### WHAT NEEDS TO BE DONE
Go through the lines below one by one and count those holding the string "name". Give the count alone.

[Data items]
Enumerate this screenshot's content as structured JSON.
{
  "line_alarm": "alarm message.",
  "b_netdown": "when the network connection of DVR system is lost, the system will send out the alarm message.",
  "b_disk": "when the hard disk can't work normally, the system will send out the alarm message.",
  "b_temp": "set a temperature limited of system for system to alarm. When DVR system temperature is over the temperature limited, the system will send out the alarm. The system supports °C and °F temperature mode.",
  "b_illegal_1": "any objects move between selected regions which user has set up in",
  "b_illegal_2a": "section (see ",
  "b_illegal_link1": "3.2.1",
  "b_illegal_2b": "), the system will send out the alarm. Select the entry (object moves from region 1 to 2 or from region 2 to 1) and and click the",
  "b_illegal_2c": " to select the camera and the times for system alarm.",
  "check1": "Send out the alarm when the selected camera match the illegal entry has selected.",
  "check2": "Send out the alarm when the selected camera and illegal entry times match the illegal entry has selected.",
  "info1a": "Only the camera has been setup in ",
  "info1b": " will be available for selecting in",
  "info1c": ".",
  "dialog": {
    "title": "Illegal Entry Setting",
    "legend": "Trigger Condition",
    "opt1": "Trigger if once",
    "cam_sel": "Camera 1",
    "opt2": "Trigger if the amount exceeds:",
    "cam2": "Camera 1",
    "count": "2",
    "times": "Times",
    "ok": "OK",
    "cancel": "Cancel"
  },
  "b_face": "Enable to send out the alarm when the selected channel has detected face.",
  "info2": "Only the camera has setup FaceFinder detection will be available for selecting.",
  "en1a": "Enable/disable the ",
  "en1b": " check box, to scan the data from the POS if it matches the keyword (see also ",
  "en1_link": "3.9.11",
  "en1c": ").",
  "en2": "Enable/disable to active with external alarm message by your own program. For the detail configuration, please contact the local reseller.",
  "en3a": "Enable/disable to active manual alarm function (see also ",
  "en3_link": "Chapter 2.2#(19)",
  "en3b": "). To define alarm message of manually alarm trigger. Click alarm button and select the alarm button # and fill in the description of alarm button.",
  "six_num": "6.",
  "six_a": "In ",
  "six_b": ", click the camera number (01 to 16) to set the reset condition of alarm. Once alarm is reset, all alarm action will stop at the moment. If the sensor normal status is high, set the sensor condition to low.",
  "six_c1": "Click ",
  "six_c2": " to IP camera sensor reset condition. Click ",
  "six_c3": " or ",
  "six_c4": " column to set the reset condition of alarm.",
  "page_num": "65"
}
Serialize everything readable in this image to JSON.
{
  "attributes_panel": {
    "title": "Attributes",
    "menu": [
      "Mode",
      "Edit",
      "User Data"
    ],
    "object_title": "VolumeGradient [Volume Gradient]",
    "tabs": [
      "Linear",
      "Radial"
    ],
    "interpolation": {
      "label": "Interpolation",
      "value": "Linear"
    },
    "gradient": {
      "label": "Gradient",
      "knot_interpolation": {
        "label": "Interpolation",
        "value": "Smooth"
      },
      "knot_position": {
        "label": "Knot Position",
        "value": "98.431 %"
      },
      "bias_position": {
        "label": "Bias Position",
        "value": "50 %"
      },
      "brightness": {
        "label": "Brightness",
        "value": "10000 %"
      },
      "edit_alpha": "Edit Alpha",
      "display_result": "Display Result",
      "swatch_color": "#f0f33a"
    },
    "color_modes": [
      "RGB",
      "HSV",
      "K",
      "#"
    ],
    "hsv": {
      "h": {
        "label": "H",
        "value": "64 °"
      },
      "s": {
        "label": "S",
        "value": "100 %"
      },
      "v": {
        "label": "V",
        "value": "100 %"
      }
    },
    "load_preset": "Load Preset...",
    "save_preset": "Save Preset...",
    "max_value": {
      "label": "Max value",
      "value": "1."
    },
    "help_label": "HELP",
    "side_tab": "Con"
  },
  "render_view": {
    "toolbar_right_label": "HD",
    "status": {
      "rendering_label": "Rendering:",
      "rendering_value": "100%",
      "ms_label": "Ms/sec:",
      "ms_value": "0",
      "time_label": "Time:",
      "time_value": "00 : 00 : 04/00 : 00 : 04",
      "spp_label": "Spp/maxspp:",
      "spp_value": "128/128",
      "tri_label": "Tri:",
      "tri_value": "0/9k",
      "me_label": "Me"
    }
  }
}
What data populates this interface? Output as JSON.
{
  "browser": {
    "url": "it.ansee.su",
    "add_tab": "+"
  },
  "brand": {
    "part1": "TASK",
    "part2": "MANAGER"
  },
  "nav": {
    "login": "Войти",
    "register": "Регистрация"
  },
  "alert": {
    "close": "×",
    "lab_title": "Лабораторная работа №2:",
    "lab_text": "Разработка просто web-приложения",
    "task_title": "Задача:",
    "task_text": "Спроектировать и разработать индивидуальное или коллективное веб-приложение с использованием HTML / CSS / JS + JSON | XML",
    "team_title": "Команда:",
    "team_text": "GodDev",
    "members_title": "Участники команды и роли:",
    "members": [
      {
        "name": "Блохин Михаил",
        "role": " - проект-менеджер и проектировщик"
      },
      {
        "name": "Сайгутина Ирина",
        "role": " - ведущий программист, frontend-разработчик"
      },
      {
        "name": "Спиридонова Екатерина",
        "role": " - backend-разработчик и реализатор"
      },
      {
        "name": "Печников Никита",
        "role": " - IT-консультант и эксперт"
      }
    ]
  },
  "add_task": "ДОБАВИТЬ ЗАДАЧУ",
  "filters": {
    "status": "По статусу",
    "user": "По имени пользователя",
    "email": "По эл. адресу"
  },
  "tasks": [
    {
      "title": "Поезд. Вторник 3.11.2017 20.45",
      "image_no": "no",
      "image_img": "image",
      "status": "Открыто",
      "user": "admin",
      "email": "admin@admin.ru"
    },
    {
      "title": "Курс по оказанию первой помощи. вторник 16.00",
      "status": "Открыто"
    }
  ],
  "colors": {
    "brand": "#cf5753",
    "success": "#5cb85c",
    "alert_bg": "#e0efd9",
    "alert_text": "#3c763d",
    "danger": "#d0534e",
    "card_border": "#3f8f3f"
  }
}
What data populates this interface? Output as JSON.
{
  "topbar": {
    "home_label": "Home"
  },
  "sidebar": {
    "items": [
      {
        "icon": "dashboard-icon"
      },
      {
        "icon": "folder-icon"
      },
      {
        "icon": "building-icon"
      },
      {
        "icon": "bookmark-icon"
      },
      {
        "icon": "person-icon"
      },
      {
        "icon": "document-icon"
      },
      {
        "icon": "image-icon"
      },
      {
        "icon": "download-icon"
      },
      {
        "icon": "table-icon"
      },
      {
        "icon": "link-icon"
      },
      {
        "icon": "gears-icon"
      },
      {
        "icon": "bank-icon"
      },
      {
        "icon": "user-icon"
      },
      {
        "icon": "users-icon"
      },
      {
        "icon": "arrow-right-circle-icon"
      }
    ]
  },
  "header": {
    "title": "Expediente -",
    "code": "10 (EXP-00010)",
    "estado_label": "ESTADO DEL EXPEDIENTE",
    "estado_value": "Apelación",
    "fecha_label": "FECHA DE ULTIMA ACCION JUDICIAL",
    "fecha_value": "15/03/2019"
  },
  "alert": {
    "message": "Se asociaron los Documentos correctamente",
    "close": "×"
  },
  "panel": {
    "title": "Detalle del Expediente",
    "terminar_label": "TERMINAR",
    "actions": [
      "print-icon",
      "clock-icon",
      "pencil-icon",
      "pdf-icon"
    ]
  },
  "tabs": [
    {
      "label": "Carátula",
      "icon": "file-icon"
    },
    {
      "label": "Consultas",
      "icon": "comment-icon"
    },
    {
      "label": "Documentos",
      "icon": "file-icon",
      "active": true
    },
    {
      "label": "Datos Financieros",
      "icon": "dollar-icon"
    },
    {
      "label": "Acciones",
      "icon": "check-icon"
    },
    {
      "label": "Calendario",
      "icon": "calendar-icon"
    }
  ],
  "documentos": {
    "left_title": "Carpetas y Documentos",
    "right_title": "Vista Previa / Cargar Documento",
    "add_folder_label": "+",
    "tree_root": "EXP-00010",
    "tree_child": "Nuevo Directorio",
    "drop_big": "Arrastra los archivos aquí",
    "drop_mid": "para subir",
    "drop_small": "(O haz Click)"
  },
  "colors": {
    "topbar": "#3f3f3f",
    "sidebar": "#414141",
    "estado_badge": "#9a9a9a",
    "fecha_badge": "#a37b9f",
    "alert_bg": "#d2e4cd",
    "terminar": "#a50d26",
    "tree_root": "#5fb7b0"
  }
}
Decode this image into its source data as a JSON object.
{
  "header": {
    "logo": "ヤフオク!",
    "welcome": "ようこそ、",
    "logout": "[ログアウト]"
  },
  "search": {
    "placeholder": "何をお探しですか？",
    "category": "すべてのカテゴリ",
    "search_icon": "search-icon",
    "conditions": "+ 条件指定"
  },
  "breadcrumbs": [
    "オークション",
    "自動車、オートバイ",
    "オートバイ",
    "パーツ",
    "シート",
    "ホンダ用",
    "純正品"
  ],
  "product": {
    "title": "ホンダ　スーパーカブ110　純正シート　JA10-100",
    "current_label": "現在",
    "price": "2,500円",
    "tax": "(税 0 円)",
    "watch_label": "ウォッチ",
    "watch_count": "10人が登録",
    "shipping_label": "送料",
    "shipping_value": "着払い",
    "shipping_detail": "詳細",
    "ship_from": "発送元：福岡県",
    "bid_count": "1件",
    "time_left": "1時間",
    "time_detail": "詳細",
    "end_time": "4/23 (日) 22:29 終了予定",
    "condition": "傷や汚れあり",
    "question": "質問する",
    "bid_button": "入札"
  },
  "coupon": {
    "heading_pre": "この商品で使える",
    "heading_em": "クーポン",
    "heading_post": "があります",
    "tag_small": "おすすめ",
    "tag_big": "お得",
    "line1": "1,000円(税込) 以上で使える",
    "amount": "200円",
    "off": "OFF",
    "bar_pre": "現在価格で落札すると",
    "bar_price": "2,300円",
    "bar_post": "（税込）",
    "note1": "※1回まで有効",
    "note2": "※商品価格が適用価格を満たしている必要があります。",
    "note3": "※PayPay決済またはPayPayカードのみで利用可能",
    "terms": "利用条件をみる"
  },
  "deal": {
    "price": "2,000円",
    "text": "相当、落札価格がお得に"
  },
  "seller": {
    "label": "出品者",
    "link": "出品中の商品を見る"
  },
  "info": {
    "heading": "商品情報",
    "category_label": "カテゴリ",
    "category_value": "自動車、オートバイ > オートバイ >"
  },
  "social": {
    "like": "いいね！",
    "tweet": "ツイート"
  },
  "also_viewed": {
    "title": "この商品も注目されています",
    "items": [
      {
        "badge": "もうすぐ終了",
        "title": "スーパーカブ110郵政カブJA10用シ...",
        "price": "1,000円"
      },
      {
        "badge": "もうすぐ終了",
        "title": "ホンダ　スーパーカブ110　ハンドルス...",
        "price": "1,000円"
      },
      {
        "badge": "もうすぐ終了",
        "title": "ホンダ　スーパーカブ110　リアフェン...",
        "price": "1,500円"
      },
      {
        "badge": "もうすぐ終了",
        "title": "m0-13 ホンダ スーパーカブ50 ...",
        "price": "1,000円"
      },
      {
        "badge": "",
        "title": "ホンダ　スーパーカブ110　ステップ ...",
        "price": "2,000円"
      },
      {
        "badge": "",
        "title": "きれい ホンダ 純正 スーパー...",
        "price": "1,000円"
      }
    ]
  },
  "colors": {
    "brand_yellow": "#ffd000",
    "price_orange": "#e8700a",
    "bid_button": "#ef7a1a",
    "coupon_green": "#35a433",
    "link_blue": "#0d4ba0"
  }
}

### ANSWER
4